Washington state sued the U.S. Energy Dept. Nov. 26 in federal district court in Spokane for failing to meet key milestones for cleaning up 53 million gallons of high-level radioactive waste at its 586-square-mile Hanford former nuclear weapons site near the Columbia River.

Lengthy cleanup of aging waste tanks is lawsuit focus
Photo: U.S. Energy Dept.
Lengthy cleanup of aging waste tanks is lawsuit focus

The lawsuit addresses DOE's pace in emptying 177 massive underground waste tanks, many of which date to the 1940s when atomic bombmaking began at Hanford, and are leaking into groundwater. The state is also demanding earlier completion of the site's $12.3-billion Waste Treatment Plant, which is years behind schedule, to produce glass logs from treated radioactive waste that will eventually be disposed of at the planned Yucca Mountain repository in Nevada.

Washington Gov. Christine Gregoire (D) and state Attorney General Rob McKenna want the court to act as an arbiter to set new cleanup deadlines and force DOE to abide by the revised timeline. They also want the agency and the U.S. Environmental Protection Agency to implement new groundwater and soil cleanup deadlines.

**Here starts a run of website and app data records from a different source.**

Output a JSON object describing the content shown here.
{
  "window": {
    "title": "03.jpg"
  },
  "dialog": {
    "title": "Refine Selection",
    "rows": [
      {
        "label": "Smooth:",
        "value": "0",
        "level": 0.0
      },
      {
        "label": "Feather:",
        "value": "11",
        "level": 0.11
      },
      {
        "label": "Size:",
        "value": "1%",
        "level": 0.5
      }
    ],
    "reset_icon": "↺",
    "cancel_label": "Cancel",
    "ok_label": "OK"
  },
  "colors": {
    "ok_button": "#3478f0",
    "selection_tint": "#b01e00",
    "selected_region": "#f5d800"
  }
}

In a sharply worded statement, Gregoire said she was outraged with the slow pace at Hanford, which is the country's largest cleanup site. "In Washington state, we have been patient and reasonable in working with the federal agencies at Hanford," she said. "Our patience has run out."

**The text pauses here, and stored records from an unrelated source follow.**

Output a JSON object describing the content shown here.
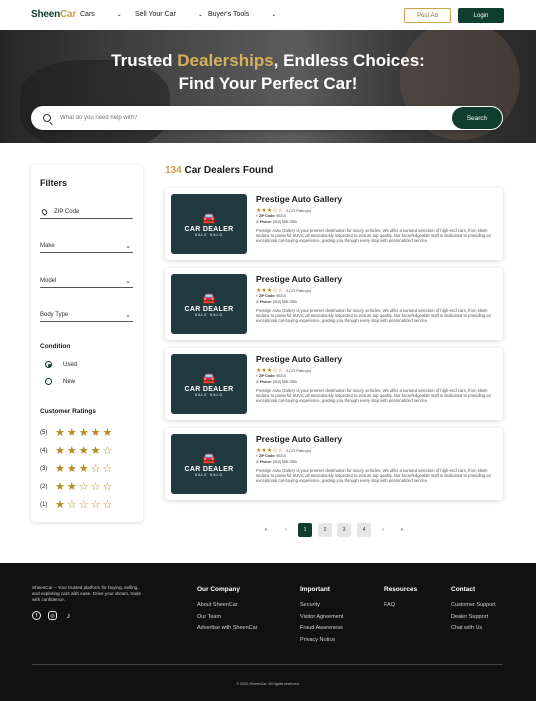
{
  "nav": {
    "logo_part1": "Sheen",
    "logo_part2": "Car",
    "menu": [
      "Cars",
      "Sell Your Car",
      "Buyer's Tools"
    ],
    "post_ad": "Post Ad",
    "login": "Login"
  },
  "hero": {
    "title_pre": "Trusted ",
    "title_highlight": "Dealerships",
    "title_post": ", Endless Choices:",
    "title_line2": "Find Your Perfect Car!",
    "search_placeholder": "What do you need help with?",
    "search_button": "Search"
  },
  "filters": {
    "title": "Filters",
    "zip_placeholder": "ZIP Code",
    "make": "Make",
    "model": "Model",
    "body_type": "Body Type",
    "condition_title": "Condition",
    "condition_used": "Used",
    "condition_new": "New",
    "condition_selected": "Used",
    "ratings_title": "Customer Ratings",
    "ratings": [
      {
        "label": "(5)",
        "stars": "★★★★★"
      },
      {
        "label": "(4)",
        "stars": "★★★★☆"
      },
      {
        "label": "(3)",
        "stars": "★★★☆☆"
      },
      {
        "label": "(2)",
        "stars": "★★☆☆☆"
      },
      {
        "label": "(1)",
        "stars": "★☆☆☆☆"
      }
    ]
  },
  "results": {
    "count": "134",
    "count_label": " Car Dealers Found"
  },
  "dealers": [
    {
      "name": "Prestige Auto Gallery",
      "stars": "★★★☆☆",
      "ratings": "3 (23 Ratings)",
      "zip_label": "ZIP Code:",
      "zip": "90210",
      "phone_label": "Phone:",
      "phone": "(310) 555-7890",
      "logo_title": "CAR DEALER",
      "logo_sub": "SALE HALO",
      "description": "Prestige Auto Gallery is your premier destination for luxury vehicles. We offer a curated selection of high-end cars, from sleek sedans to powerful SUVs, all meticulously inspected to ensure top quality. Our knowledgeable staff is dedicated to providing an exceptional car-buying experience, guiding you through every step with personalized service."
    },
    {
      "name": "Prestige Auto Gallery",
      "stars": "★★★☆☆",
      "ratings": "3 (23 Ratings)",
      "zip_label": "ZIP Code:",
      "zip": "90210",
      "phone_label": "Phone:",
      "phone": "(310) 555-7890",
      "logo_title": "CAR DEALER",
      "logo_sub": "SALE HALO",
      "description": "Prestige Auto Gallery is your premier destination for luxury vehicles. We offer a curated selection of high-end cars, from sleek sedans to powerful SUVs, all meticulously inspected to ensure top quality. Our knowledgeable staff is dedicated to providing an exceptional car-buying experience, guiding you through every step with personalized service."
    },
    {
      "name": "Prestige Auto Gallery",
      "stars": "★★★☆☆",
      "ratings": "3 (23 Ratings)",
      "zip_label": "ZIP Code:",
      "zip": "90210",
      "phone_label": "Phone:",
      "phone": "(310) 555-7890",
      "logo_title": "CAR DEALER",
      "logo_sub": "SALE HALO",
      "description": "Prestige Auto Gallery is your premier destination for luxury vehicles. We offer a curated selection of high-end cars, from sleek sedans to powerful SUVs, all meticulously inspected to ensure top quality. Our knowledgeable staff is dedicated to providing an exceptional car-buying experience, guiding you through every step with personalized service."
    },
    {
      "name": "Prestige Auto Gallery",
      "stars": "★★★☆☆",
      "ratings": "3 (23 Ratings)",
      "zip_label": "ZIP Code:",
      "zip": "90210",
      "phone_label": "Phone:",
      "phone": "(310) 555-7890",
      "logo_title": "CAR DEALER",
      "logo_sub": "SALE HALO",
      "description": "Prestige Auto Gallery is your premier destination for luxury vehicles. We offer a curated selection of high-end cars, from sleek sedans to powerful SUVs, all meticulously inspected to ensure top quality. Our knowledgeable staff is dedicated to providing an exceptional car-buying experience, guiding you through every step with personalized service."
    }
  ],
  "pagination": {
    "first": "«",
    "prev": "‹",
    "pages": [
      "1",
      "2",
      "3",
      "4"
    ],
    "current": "1",
    "next": "›",
    "last": "»"
  },
  "footer": {
    "about": "SheenCar – Your trusted platform for buying, selling, and exploring cars with ease. Drive your dream, trade with confidence.",
    "social_icons": [
      "facebook-icon",
      "instagram-icon",
      "tiktok-icon"
    ],
    "col1_title": "Our Company",
    "col1_items": [
      "About SheenCar",
      "Our Team",
      "Advertise with SheenCar"
    ],
    "col2_title": "Important",
    "col2_items": [
      "Security",
      "Visitor Agreement",
      "Fraud Awareness",
      "Privacy Notice"
    ],
    "col3_title": "Resources",
    "col3_items": [
      "FAQ"
    ],
    "col4_title": "Contact",
    "col4_items": [
      "Customer Support",
      "Dealer Support",
      "Chat with Us"
    ],
    "copyright": "© 2025 SheenCar. All rights reserved."
  },
  "colors": {
    "brand_green": "#0f3d2e",
    "brand_gold": "#c9a24a",
    "footer_bg": "#111111",
    "star": "#b58b1e"
  }
}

The suit comes amid a stalemate between DOE and the state after 18 months of negotiations over how to proceed at Hanford. DOE has pushed back its expectations by decades on many key milestones, acknowledging it cannot meet legally binding targets. DOE, in its fiscal 2009 budget request, pushed its targeted site cleanup from 2035 to as late as 2062.

DOE, EPA and the Washington Dept. of Ecology reached a cleanup pact in 1989 known as the Tri-Party Agreement. Although its original deadlines have been amended since, the agreement says Hanford's 149 older single-shell tanks all must be emptied by 2018, and their waste treated and shipped from the site by 2028. The other 28 are newer double-shell vessels built since the 1960s.

DOE has said it will miss a February deadline to begin some operations at the Waste Treatment Plant and a 2011 deadline to fully operate the facility.
The department's new date for finishing the plant is 2019. In addition, only seven single-shell tanks have been emptied. Tanks can be emptied only at a pace of two to three a year, says the new tank farm contractor, Washington River Protection Solutions, a joint venture led by URS Corp.

DOE had a blunt reaction: "We have long maintained that litigation is costly and distractive," the department said. "We believe the department remained open and flexible throughout the negotiations, and we are disappointed that this issue will now be resolved through the litigation process."

Gregoire said she hopes President-elect Barack Obama (D) will address the cleanup. "With the help of our congressional delegation, and with a partner in the White House, I am hopeful that we can shift our focus from litigation to cleanup," she said. "Right now, however, the litigation is necessary to protect our state and its citizens."

But two state Congressional members, Democratic Sen. Patty Murray and Republican Rep. Doc Hastings issued a joint statement criticizing the suit.
"Now is not the time to set all that has been accomplished aside," they said. "Now is the time to work harder to find a path to an agreement and move forward."

But a Seattle-based watchdog group praised the legal action.
"Whatever the outcome of the lawsuit, we¹re certain it will prompt emptying of the tanks sooner than the 140 years that the current administra- tion envisions," says Gerald Pollet, executive director of Heart of America Northwest.